_REQUIREMENT_: Read the entries that follow and give each one again precisely.

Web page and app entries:
>>>>

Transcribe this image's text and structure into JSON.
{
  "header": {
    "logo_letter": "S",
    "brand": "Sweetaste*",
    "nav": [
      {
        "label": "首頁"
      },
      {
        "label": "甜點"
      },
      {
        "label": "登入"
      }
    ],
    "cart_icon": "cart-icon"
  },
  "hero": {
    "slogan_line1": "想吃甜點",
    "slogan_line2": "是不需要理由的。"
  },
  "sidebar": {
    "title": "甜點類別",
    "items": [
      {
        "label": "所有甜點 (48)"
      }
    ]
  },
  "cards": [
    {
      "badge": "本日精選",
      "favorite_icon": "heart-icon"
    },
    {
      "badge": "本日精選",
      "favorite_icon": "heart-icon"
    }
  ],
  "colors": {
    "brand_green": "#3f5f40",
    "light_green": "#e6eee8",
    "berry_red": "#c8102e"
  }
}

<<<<

_WRITTEN SOLUTION_:
Transcribe this image's text and structure into JSON.
{
  "header": {
    "logo_letter": "S",
    "brand": "Sweetaste*",
    "nav": [
      {
        "label": "首頁"
      },
      {
        "label": "甜點"
      },
      {
        "label": "登入"
      }
    ],
    "cart_icon": "cart-icon"
  },
  "hero": {
    "slogan_line1": "想吃甜點",
    "slogan_line2": "是不需要理由的。"
  },
  "sidebar": {
    "title": "甜點類別",
    "items": [
      {
        "label": "所有甜點 (48)"
      }
    ]
  },
  "cards": [
    {
      "badge": "本日精選",
      "favorite_icon": "heart-icon"
    },
    {
      "badge": "本日精選",
      "favorite_icon": "heart-icon"
    }
  ],
  "colors": {
    "brand_green": "#3f5f40",
    "light_green": "#e6eee8",
    "berry_red": "#c8102e"
  }
}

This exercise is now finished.